BOILING POINT: 1,800K
DENSITY: 5,244/kg m −3
MOST COMMON IONS: Eu 3+ , Eu 2+
Europium is a metallic element discovered in 1901 in Paris by the French scientist Eugène-Anatole Demarcay. It belongs to a series of elements called lanthanides , or 4f elements, extending from lanthanum (atomic number 57) to lutetium (atomic number 71). These elements have low abundances: Europium occurrence in Earth's crust is only 2.1 ppm (parts per million), that is, 2.1 grams (0.07 ounces) per metric ton, and in seawater, its concentration is as low as 4 × 10 −8 ppm.
As a metal , europium is very reactive so that one usually finds it under its trivalent, triply oxidized form (Eu 3+ ion) in oxides or salts. A divalent form (Eu 2+ ) also displays some stability. Two minerals that contain many of the lanthanide elements, which are separated by liquid-liquid extraction, are commercially important: monazite (found in Australia, Brazil, India, Malaysia, and South Africa) and bastnasite (found in China and the United States).
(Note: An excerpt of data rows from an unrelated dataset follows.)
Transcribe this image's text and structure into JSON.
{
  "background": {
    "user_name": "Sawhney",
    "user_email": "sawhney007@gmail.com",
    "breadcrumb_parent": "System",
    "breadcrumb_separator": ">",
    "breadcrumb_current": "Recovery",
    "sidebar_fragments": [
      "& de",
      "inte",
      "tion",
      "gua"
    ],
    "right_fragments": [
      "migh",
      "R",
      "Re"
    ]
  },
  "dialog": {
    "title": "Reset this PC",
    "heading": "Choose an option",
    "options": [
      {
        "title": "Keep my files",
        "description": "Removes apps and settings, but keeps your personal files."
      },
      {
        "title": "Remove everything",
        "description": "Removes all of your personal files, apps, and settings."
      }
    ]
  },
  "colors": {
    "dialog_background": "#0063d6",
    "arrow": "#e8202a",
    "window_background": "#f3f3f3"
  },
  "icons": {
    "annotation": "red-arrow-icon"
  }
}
A very interesting property of the europium ions is their bright red (Eu 3+ ) and bright blue (Eu 2+ ) luminescence. The red luminescence has been instrumental in identifying the element and it is of great practical use today. For instance, the red color seen on computer and television screens derives from red light emitted by a europium-containing phosphor (an inorganic compound with 4–7% Eu 3+ ). The same type of material is used in energy-saving fluorescent lamps: Those displaying a warm light contain Eu 3+ . In medicine, antibodies (molecules generating an antibody response, e.g., certain hormones) labeled with a europium-containing compound react with specific antigens, forming antigen-antibody complexes, and the red luminescence helps to quantify these hormones in biological fluids (e.g., blood, urine).
Kaltsoyannis, Nikolas, and Scott, Peter (1999). The f Elements. New York: Oxford University Press.